| TASK INSTRUCTIONS |
Could you restate every line of the data word for word?

| Component data from apps and pages |
=== Section Start ===
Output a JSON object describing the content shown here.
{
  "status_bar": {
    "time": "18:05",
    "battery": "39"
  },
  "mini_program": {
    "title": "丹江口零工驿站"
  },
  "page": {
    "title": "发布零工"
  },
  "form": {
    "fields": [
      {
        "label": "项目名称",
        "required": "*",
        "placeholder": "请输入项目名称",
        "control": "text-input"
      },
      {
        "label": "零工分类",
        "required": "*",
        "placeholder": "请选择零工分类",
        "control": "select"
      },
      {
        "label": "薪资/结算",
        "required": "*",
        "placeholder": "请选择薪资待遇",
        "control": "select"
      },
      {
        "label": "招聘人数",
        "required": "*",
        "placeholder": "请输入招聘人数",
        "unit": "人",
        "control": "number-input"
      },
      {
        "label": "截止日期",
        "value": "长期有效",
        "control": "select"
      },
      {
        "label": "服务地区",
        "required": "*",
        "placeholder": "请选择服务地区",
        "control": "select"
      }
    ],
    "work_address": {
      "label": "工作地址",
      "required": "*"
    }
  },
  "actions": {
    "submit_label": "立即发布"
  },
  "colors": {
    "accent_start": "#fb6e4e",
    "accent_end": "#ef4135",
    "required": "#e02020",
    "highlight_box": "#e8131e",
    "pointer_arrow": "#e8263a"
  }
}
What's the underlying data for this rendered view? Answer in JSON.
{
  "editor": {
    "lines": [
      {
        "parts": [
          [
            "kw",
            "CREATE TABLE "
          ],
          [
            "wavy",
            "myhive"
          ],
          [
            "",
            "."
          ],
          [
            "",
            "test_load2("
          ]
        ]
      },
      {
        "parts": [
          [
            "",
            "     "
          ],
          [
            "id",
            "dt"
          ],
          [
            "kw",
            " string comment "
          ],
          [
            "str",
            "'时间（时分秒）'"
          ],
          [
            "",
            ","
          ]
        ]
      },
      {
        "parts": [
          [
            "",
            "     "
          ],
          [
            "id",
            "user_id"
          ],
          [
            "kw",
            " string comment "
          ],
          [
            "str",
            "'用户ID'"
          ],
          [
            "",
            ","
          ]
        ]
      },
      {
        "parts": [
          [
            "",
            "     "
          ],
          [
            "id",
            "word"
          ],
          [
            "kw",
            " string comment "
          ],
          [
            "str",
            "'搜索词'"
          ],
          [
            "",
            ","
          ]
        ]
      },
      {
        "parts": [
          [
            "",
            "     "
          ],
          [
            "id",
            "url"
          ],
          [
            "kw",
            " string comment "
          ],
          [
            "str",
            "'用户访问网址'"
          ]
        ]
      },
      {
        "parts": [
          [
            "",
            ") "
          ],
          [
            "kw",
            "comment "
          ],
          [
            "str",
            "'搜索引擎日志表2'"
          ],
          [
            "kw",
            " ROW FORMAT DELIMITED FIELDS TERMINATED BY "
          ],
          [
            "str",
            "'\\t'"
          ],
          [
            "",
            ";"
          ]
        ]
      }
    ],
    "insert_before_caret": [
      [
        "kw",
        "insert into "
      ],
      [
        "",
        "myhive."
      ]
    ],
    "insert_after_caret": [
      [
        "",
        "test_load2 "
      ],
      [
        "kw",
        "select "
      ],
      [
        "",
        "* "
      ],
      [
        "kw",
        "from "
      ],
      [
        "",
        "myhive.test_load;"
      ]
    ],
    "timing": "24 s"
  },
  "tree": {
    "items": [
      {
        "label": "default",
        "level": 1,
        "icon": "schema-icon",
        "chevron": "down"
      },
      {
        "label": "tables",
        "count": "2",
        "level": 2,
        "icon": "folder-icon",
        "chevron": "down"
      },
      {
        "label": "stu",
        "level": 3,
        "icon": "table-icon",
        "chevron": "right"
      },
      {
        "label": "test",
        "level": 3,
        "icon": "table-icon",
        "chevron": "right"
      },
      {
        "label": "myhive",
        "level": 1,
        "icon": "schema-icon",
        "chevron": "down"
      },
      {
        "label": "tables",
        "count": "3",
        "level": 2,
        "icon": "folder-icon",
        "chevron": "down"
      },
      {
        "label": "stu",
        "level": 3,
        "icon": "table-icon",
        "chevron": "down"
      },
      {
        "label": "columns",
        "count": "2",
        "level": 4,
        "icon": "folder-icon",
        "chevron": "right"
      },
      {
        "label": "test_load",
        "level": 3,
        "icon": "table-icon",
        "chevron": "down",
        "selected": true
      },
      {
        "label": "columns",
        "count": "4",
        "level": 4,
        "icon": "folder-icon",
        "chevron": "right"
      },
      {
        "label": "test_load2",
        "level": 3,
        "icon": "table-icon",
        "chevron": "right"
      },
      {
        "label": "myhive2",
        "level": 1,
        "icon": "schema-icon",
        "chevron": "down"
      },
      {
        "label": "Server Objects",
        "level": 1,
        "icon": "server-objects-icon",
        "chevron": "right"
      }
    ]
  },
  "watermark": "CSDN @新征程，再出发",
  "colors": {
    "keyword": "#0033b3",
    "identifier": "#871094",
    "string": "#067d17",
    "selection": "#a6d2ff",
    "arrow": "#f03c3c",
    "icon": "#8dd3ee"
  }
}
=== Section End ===
| WRITTEN RESPONSE |
Output a JSON object describing the content shown here.
{
  "status_bar": {
    "time": "18:05",
    "battery": "39"
  },
  "mini_program": {
    "title": "丹江口零工驿站"
  },
  "page": {
    "title": "发布零工"
  },
  "form": {
    "fields": [
      {
        "label": "项目名称",
        "required": "*",
        "placeholder": "请输入项目名称",
        "control": "text-input"
      },
      {
        "label": "零工分类",
        "required": "*",
        "placeholder": "请选择零工分类",
        "control": "select"
      },
      {
        "label": "薪资/结算",
        "required": "*",
        "placeholder": "请选择薪资待遇",
        "control": "select"
      },
      {
        "label": "招聘人数",
        "required": "*",
        "placeholder": "请输入招聘人数",
        "unit": "人",
        "control": "number-input"
      },
      {
        "label": "截止日期",
        "value": "长期有效",
        "control": "select"
      },
      {
        "label": "服务地区",
        "required": "*",
        "placeholder": "请选择服务地区",
        "control": "select"
      }
    ],
    "work_address": {
      "label": "工作地址",
      "required": "*"
    }
  },
  "actions": {
    "submit_label": "立即发布"
  },
  "colors": {
    "accent_start": "#fb6e4e",
    "accent_end": "#ef4135",
    "required": "#e02020",
    "highlight_box": "#e8131e",
    "pointer_arrow": "#e8263a"
  }
}
What's the underlying data for this rendered view? Answer in JSON.
{
  "editor": {
    "lines": [
      {
        "parts": [
          [
            "kw",
            "CREATE TABLE "
          ],
          [
            "wavy",
            "myhive"
          ],
          [
            "",
            "."
          ],
          [
            "",
            "test_load2("
          ]
        ]
      },
      {
        "parts": [
          [
            "",
            "     "
          ],
          [
            "id",
            "dt"
          ],
          [
            "kw",
            " string comment "
          ],
          [
            "str",
            "'时间（时分秒）'"
          ],
          [
            "",
            ","
          ]
        ]
      },
      {
        "parts": [
          [
            "",
            "     "
          ],
          [
            "id",
            "user_id"
          ],
          [
            "kw",
            " string comment "
          ],
          [
            "str",
            "'用户ID'"
          ],
          [
            "",
            ","
          ]
        ]
      },
      {
        "parts": [
          [
            "",
            "     "
          ],
          [
            "id",
            "word"
          ],
          [
            "kw",
            " string comment "
          ],
          [
            "str",
            "'搜索词'"
          ],
          [
            "",
            ","
          ]
        ]
      },
      {
        "parts": [
          [
            "",
            "     "
          ],
          [
            "id",
            "url"
          ],
          [
            "kw",
            " string comment "
          ],
          [
            "str",
            "'用户访问网址'"
          ]
        ]
      },
      {
        "parts": [
          [
            "",
            ") "
          ],
          [
            "kw",
            "comment "
          ],
          [
            "str",
            "'搜索引擎日志表2'"
          ],
          [
            "kw",
            " ROW FORMAT DELIMITED FIELDS TERMINATED BY "
          ],
          [
            "str",
            "'\\t'"
          ],
          [
            "",
            ";"
          ]
        ]
      }
    ],
    "insert_before_caret": [
      [
        "kw",
        "insert into "
      ],
      [
        "",
        "myhive."
      ]
    ],
    "insert_after_caret": [
      [
        "",
        "test_load2 "
      ],
      [
        "kw",
        "select "
      ],
      [
        "",
        "* "
      ],
      [
        "kw",
        "from "
      ],
      [
        "",
        "myhive.test_load;"
      ]
    ],
    "timing": "24 s"
  },
  "tree": {
    "items": [
      {
        "label": "default",
        "level": 1,
        "icon": "schema-icon",
        "chevron": "down"
      },
      {
        "label": "tables",
        "count": "2",
        "level": 2,
        "icon": "folder-icon",
        "chevron": "down"
      },
      {
        "label": "stu",
        "level": 3,
        "icon": "table-icon",
        "chevron": "right"
      },
      {
        "label": "test",
        "level": 3,
        "icon": "table-icon",
        "chevron": "right"
      },
      {
        "label": "myhive",
        "level": 1,
        "icon": "schema-icon",
        "chevron": "down"
      },
      {
        "label": "tables",
        "count": "3",
        "level": 2,
        "icon": "folder-icon",
        "chevron": "down"
      },
      {
        "label": "stu",
        "level": 3,
        "icon": "table-icon",
        "chevron": "down"
      },
      {
        "label": "columns",
        "count": "2",
        "level": 4,
        "icon": "folder-icon",
        "chevron": "right"
      },
      {
        "label": "test_load",
        "level": 3,
        "icon": "table-icon",
        "chevron": "down",
        "selected": true
      },
      {
        "label": "columns",
        "count": "4",
        "level": 4,
        "icon": "folder-icon",
        "chevron": "right"
      },
      {
        "label": "test_load2",
        "level": 3,
        "icon": "table-icon",
        "chevron": "right"
      },
      {
        "label": "myhive2",
        "level": 1,
        "icon": "schema-icon",
        "chevron": "down"
      },
      {
        "label": "Server Objects",
        "level": 1,
        "icon": "server-objects-icon",
        "chevron": "right"
      }
    ]
  },
  "watermark": "CSDN @新征程，再出发",
  "colors": {
    "keyword": "#0033b3",
    "identifier": "#871094",
    "string": "#067d17",
    "selection": "#a6d2ff",
    "arrow": "#f03c3c",
    "icon": "#8dd3ee"
  }
}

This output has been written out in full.